Le Roux, 1985, pp. 97-102 ; Ó hÓgáin, 1999, p. 66 ; Olmsted, 1994, p. 409 ; Sjoestedt, 2000, p. 5 translates ‘Queen of Demons’, which is inaccurate ; De Vries, 1963, p. 146 ; Olmsted, 1994, p. 379 translates her name simply by ‘the Queen’ ; Mac Cana, 1970, p. 86 ‘Phantom Queen’.
McCone, 1998, pp. 1–12 ; Delamarre, 2003, p. 258.
Stokes, 1891a, p. 128 ; Thurneysen, 1921, p. 63 ; Kluge, 1934, p. 371a.
Ó hÓgáin, 2006, p. 259 ; Le Roux, 1983, pp. 100-102.
Ó hÓgáin, 2006, p. 361 ; Ó hÓgáin, 1999, pp. 66, 227, note 180. Her name survived in the fairy lady Morgane of the Arthurian legends, see Marx, Jean, La Légende arthurienne et le Graal, Presses Universitaires de France, Paris, 1952, p. 70.
CIL XIII, 8518 ; RDG, p. 83.
RIB 1084. In the Chapter Library, Durham.
AE 1950, 134. Lemington is situated near Moreton in the Marsh. The relief and inscription was not found in Chedworth as mentioned in RDG, p. 59. The relief found in Chedworth is actually dedicated to [L]EN MARTI and represents a god holding a spear and an axe (AE 1950, 135).
(Anonymous), 1949, p. 114. A picture or drawing of the relief was unavailable.
See later in this chapter.
CIL XII, 1060. On the left and right sides of the cippus* is engraved the word serta. Between the divine name and the votive formula the words corona corona are written.
See ILN, IV, p. 141; Barruol, 1963, p. 356 for a discussion of the various interpretations and references.
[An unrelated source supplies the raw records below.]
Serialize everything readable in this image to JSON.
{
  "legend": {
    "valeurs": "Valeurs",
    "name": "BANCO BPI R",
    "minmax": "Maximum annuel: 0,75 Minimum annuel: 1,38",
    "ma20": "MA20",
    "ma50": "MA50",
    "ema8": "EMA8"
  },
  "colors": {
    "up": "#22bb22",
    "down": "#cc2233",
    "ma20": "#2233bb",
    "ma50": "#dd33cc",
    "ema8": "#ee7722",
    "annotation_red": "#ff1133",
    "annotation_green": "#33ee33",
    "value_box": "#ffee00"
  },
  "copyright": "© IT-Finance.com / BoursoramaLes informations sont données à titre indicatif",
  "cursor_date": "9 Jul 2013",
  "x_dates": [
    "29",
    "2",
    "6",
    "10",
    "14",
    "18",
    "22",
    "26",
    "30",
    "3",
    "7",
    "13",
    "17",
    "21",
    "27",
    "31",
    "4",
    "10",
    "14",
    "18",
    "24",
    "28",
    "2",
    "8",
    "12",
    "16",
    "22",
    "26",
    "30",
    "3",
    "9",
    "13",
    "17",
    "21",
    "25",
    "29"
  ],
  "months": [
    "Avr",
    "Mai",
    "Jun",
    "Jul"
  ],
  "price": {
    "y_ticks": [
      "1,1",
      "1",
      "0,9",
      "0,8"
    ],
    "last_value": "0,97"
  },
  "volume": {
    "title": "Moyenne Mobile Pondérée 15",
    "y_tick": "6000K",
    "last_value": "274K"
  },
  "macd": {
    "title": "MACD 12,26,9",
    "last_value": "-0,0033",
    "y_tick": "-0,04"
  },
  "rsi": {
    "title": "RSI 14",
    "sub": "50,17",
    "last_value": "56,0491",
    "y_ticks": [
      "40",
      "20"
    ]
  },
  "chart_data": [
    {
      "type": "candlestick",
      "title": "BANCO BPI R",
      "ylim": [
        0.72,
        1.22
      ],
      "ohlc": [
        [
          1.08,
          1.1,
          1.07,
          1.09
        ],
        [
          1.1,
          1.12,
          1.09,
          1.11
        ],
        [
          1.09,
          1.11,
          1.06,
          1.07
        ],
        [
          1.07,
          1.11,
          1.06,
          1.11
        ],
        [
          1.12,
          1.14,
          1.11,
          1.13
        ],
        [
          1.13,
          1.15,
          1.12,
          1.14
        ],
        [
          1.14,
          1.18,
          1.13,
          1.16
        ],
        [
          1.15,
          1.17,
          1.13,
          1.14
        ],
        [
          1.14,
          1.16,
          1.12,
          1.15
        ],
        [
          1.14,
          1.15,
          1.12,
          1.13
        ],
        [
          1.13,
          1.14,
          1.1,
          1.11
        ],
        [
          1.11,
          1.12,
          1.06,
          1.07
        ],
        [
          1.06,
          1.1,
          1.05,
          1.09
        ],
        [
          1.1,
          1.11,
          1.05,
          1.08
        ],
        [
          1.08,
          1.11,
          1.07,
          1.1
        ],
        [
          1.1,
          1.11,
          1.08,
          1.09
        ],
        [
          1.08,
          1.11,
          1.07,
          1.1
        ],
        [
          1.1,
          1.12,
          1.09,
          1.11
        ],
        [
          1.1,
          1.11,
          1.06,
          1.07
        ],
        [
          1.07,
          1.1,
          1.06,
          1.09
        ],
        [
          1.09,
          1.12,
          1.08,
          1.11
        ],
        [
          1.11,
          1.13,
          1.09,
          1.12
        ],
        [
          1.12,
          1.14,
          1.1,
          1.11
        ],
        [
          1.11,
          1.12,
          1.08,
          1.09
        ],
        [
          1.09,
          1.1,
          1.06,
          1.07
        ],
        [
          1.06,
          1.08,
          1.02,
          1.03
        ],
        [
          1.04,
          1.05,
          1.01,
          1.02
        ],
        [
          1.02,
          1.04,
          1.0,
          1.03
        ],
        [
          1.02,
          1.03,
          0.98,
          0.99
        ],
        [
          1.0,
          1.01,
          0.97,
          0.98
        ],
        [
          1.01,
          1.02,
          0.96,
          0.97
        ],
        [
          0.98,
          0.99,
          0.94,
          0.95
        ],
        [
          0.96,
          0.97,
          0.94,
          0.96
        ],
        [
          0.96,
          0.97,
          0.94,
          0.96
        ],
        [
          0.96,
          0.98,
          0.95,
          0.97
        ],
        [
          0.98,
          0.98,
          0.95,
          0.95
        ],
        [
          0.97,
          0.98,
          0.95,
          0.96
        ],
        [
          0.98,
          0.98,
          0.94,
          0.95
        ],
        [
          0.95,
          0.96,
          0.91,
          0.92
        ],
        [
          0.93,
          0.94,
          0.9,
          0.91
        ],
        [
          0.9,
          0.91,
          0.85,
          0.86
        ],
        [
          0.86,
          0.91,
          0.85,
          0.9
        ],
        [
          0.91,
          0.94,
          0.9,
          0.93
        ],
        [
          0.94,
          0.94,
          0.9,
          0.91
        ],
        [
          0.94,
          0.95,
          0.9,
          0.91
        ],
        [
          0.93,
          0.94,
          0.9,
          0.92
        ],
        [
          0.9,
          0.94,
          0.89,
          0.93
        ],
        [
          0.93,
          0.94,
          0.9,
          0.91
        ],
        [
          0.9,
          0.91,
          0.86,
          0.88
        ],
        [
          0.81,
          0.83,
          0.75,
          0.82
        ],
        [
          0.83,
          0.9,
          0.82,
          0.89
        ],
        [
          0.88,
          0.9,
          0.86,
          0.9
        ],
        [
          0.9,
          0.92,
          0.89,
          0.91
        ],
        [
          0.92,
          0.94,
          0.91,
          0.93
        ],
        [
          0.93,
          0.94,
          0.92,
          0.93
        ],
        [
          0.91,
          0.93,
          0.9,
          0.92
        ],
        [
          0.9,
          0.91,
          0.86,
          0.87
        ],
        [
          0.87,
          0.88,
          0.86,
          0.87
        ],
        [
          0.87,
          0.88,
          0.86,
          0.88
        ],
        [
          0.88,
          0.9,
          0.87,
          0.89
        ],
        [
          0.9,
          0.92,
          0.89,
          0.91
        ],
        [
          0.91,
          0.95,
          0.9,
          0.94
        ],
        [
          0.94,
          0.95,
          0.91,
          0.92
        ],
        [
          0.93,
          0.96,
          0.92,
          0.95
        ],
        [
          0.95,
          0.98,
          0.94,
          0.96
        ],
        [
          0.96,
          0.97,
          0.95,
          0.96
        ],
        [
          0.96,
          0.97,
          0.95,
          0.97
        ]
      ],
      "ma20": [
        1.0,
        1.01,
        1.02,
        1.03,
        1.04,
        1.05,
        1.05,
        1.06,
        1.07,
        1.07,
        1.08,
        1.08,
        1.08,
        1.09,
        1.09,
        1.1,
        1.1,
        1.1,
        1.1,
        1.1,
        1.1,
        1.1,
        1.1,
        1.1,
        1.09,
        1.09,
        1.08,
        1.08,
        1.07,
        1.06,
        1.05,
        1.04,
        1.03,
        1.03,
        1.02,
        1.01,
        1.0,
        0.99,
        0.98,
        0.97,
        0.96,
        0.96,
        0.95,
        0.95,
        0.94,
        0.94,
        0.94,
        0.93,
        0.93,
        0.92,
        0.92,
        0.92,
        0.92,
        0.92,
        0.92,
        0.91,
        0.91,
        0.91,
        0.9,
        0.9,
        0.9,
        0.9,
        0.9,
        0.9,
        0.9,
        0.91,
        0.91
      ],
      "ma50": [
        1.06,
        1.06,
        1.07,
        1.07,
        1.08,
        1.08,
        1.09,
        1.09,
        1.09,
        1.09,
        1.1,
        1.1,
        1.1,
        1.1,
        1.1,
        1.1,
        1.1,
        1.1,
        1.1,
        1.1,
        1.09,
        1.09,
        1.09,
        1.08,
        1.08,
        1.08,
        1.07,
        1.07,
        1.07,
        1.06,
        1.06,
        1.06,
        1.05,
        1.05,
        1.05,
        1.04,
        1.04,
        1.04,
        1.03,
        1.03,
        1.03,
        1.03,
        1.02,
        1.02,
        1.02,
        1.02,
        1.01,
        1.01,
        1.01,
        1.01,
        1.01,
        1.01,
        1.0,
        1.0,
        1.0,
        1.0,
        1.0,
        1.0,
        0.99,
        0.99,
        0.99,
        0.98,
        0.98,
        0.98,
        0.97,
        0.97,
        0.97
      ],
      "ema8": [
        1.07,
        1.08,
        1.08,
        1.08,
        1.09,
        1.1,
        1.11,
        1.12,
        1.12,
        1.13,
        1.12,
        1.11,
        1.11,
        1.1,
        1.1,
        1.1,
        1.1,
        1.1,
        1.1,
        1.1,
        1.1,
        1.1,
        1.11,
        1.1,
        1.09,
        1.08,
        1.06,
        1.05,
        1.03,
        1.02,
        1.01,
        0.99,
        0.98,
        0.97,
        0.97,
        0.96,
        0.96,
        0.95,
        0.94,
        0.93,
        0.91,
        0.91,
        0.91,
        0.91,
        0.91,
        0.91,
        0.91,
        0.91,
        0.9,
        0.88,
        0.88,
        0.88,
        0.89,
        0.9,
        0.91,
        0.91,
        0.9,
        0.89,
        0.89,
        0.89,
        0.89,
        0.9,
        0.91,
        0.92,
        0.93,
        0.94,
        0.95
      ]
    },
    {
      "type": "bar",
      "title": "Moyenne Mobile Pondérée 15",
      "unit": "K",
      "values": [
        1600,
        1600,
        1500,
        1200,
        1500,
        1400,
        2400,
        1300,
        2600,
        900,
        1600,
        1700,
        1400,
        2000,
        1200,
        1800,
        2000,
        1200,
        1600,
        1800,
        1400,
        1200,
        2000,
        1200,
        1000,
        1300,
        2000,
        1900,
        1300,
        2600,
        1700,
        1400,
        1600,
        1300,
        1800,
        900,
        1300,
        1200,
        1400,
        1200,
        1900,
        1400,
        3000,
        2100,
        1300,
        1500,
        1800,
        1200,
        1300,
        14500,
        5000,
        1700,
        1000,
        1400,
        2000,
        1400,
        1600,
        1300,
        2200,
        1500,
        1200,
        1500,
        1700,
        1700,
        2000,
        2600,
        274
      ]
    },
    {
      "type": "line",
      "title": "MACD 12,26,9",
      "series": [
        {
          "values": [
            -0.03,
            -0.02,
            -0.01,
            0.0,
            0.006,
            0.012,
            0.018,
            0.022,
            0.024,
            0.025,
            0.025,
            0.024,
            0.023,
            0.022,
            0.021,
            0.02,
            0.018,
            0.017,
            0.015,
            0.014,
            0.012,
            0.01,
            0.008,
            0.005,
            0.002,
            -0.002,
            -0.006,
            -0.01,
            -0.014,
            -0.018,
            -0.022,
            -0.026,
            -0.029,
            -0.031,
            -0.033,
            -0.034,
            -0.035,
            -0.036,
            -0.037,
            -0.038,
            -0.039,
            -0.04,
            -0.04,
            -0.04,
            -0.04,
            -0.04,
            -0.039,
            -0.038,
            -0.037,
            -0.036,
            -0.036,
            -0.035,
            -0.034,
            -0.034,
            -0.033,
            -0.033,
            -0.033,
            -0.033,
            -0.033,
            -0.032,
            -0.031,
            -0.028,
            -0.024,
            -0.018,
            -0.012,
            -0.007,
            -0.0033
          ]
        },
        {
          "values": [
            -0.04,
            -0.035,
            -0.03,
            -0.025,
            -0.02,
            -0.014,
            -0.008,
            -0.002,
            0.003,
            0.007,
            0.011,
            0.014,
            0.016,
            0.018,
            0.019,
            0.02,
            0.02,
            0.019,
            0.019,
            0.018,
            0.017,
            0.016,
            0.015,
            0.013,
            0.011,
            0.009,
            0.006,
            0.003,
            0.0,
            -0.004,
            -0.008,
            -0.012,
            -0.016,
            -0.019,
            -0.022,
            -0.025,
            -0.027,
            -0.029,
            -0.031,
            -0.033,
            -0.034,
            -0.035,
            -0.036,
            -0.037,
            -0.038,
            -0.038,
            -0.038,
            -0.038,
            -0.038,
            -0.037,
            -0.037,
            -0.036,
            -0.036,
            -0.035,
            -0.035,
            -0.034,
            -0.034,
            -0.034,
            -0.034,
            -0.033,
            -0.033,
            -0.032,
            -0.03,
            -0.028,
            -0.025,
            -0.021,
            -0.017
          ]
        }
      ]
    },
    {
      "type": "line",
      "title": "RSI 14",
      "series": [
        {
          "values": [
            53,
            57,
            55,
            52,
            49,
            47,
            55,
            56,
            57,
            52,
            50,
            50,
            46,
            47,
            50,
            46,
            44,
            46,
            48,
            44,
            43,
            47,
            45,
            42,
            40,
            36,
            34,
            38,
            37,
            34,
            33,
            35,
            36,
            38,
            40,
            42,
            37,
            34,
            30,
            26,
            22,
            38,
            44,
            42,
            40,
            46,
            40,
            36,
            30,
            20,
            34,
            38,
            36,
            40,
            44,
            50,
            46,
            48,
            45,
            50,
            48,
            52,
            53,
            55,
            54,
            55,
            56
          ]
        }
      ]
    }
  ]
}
Inscriptions to Albiorix in Mont Genèvre: AE 1945, 105b,c,d and 106 ; Vaison-la-Romaine: CIL XII, 1300 ; Montsalier: AE 1990, 710. See Barruol, 1999, pp. 356-362 ; Lavagne, 1979, pp. 171-173 ; Capello, C. F., ‘Una stipe votive d’età romana sul monte Genevris (Alpi Cozie)’, in Rivista Ingauna e Intemelia, 19, 1941, pp. 96-137. There is also a god Albius partnered with Damona in Aignay-le-Duc: CIL XIII, 11233.
Delamarre, 2003, pp. 37-38 ; Olmsted, 1994, p. 417 ; ILN, IV, p. 141 ; Barruol, 1999, p. 358.
AE 1989, 521: Postumus Du[m]norigis f(ilius) verc(obretus) ; Evans, 1967, pp. 301-303 ; Delamarre, 2003, p. 151 ; Delamarre, 2007, pp. 91, 220 ; Olmsted, 1994, pp. 345-346 ; Anwyl, 1906a, p. 33 ; Sterckx, 1998, pp. 27-28.
Sterckx, 1998, p. 27 ; Sterckx, 1996, pp. 41-42.
Delamarre, 2007, p. 16.
See Chapter 2, pp. 174-176.
See Chapter 2, p. 1755, note 795 for the references.
CIL XIII, 1190 ; RIB 711.
RIB 245b ; Delamarre, 2003, pp. 233-234 ; Delamarre, 2007, pp. 228, 230.
Ó hÓgáin, 1999, p. 67 ; De Vries, 1963, pp. 90, 134 ; Mac Cana, 1970, pp. 80-83. For an English translation of the Mabinogi, see Gantz, 1976. For a study of the divine figure Rhiannon, see Gruffydd, 1953. For details about Rhiannon and a summary of the Mabinogi, see Mackillop, 2004, pp. 371-372, 312-317.
De Vries, 1963, p. 90 ; Sherman, 1927, p. 239.